- created the Committees of Correspondence, which were used to rally support for independence; and
- organized the Constitutional Congress and drafted the Articles of Confederation.
During the Second Continental Congress, he signed of the Declaration of Independence. He also created the Articles of Confederation. In 1781 he returned to Massachusetts and was elected to the State Senate. He was appointed Lieutenant Governor of Massachusetts in 1789 and elected Governor of Massachusetts in 1794.
Adams did not work on the Constitution. He opposed it and the federal government. However, the Massachusetts Compromise, which included the proviso that some amendments be added later, brought him to vote aye. He then worked to create the Bill of Rights. As the northern leader of the Jefferson Republicans, he fought the Federalist Party, which took power in Massachusetts. He retired with President Washington. And has had a interesting historical analysis since.
Why Douglas Focuses on Adams And What We Need Today
Justice Douglas loved liberty. He had a strong libertarian bent that would have appealed to Adams. Both believed that the people deserve more power. They did not like government stepping in to tell people what to do. Douglas wrote of Adams, “He not only helped prepare the American mind for revolution, he organized the people for political action, making clear where the opposition was vulnerable and what political tactics were practical.”
When I look at the Resistance today, this is where I feel we fall apart. Today’s society does not want to join organizations. We currently live in an anti-establishment world. People don’t join clubs, churches, or socialize outside of their current group of friends. Movement has decreased. “Just slightly more than one in ten Americans (11.2 percent) moved between 2015 and 2016, almost half the 20.2 percent rate back in 1948, when the Census began tracking American mobility.” Therefore, people stick with who and what they know instead of meeting new people or experiencing different aspects of life.

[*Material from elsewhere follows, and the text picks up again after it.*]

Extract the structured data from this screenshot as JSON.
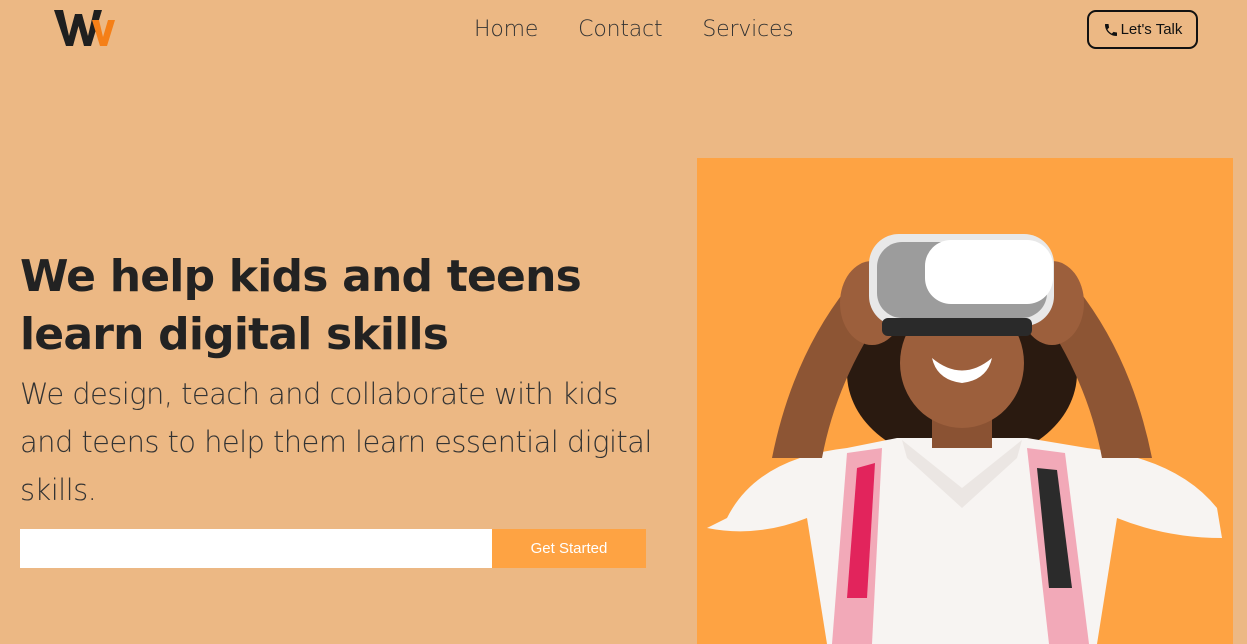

In my view, this means people don’t have to join and in fact, don’t want to join, anything. Democrats and liberals need people like Adams to make clear why the Republican and Trump party are vulnerable. Just like many vilified Adams, we need leaders to take those wounds. Adams did not become President. But he did create the nation we love. And ensured that the liberties of individuals did not disappear through a federal government.